*** Opening DATA TO PROCESS ***

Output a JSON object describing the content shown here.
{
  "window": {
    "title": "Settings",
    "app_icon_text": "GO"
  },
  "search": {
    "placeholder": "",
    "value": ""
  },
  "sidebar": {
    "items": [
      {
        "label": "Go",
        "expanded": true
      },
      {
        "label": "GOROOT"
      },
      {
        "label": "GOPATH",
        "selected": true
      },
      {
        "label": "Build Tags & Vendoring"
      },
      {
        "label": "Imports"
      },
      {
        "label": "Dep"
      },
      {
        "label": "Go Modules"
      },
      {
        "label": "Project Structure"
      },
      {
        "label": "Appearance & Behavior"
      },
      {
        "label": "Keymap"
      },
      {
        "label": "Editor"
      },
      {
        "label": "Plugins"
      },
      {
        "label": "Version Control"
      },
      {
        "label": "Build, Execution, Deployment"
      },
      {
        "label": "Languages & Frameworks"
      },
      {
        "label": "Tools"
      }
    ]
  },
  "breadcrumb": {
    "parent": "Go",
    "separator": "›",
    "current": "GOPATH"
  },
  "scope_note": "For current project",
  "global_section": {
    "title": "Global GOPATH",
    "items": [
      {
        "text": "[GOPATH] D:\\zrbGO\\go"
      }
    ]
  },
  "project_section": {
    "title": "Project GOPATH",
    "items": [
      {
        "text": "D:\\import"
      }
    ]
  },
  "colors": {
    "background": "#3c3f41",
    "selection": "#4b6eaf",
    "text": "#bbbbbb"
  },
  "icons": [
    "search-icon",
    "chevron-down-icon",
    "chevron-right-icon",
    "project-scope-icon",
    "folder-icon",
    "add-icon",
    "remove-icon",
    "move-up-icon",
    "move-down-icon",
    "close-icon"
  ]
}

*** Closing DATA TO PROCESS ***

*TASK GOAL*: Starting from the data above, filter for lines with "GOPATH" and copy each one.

*EXERCISE RESPONSE*:
        "label": "GOPATH",
    "current": "GOPATH"
    "title": "Global GOPATH",
        "text": "[GOPATH] D:\\zrbGO\\go"
    "title": "Project GOPATH",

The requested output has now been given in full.